Old school midrange decks like Abzan and Jund have lost momentum, because of the surging popularity of Death's Shadow variants. I wouldn't say Abzan Midrange is straight-up worse than Death's Shadow, because there are lots of good tools and pieces of interaction here. There is more of a variety of win conditions, as there is no need for a card like Street Wraith to force yourself to lose life. Overall, I like Abzan more than Jund right now because Lightning Bolt isn't as important with Fatal Push now around, and Lingering Souls is still great.

We have seen Siege Rhino in and out of this deck, but having a form of lifegain and a way to speed up the clock is definitely important against aggressive decks. There are lots of removal spells that can kill Death's Shadow here, which is nice considering that is the primary threat of the number one Modern deck. I would be hesitant to have only two Fulminator Mages in the sideboard, because Tron and Scapeshift are two of the tougher matchups.

8: Eldrazi Tron/Tron

Even though Tron and Eldrazi Tron are two different decks, they are getting lumped together here because they share a base. Both are in a similar spot in the metagame, with Eldrazi Tron being the new hot deck, and old school big mana Tron being what it has been for a while now.

Eldrazi Tron doesn't go over the top in the same way that Black-Green Tron does, and in many matchups that's okay; a large creature like Endbringer is good enough to get the job done. However, having a planeswalker like Ugin, the Spirit Dragon, or creature like Ulamog, the Ceaseless Hunger really ensures lategame inevitability. Collective Brutality is one of the most played cards in the format, and we see Tron decks going out of their way to play black to play it. Both decks here want access to removal as we see hits like Warping Wail and even Titan's Presence featured in Eldrazi Tron as well.

9:Abzan Company

Abzan Company typically sees more play in person, because it can be annoying to actually combo online due to the number of clicks involved to gain infinite life. That said, the deck is very good, and makes great use of Renegade Rallier.

Saffi Ericksdotter is not normally seen in this deck, but it works nicely alongside Renegade Rallier as an easy way to trigger revolt, and a card you can return with Renegade Rallier itself. This deck can grind like no other, but in many matchups it is looking to combo pretty quickly, which is possible with four of both Collected Company and Chord of Calling. Removal like Path to Exile is important to have access to in the sideboard for the Death's Shadow matchup.

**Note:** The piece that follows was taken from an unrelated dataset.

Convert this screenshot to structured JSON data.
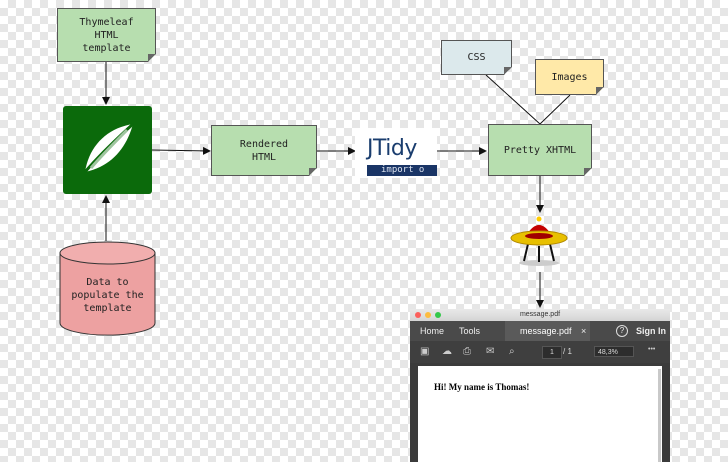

10: Merfolk

Many people write off Merfolk because it is a lot of small creatures, but these creatures can pack a punch! We are talking about lords that can make the creatures not so small in a hurry. This deck seems to consistently show up and make deep runs in the Top 8 of Grand Prix, which is pretty impressive. Spreading Seas fits in the deck perfectly as both mana denial and an easy way to turn on islandwalk.

Tidebinder Mage is definitely an interesting choice in this list, considering there are plenty of decks that don't have creatures it can tap down. However, when Tidebinder Mage is able to lock down an opposing creature, it is a big deal. Kira, Great Glass-Spinner and Vendilion Clique are the non-merfolk threats, and both help the deck by either making opposing removal bad, or breaking up the opponent's hand. The Sea's Claim in the sideboard are essentially additional Spreading Seas that come in when you really want to push the mana denial strategy as much as possible.

Thanks for reading,

Seth Manfield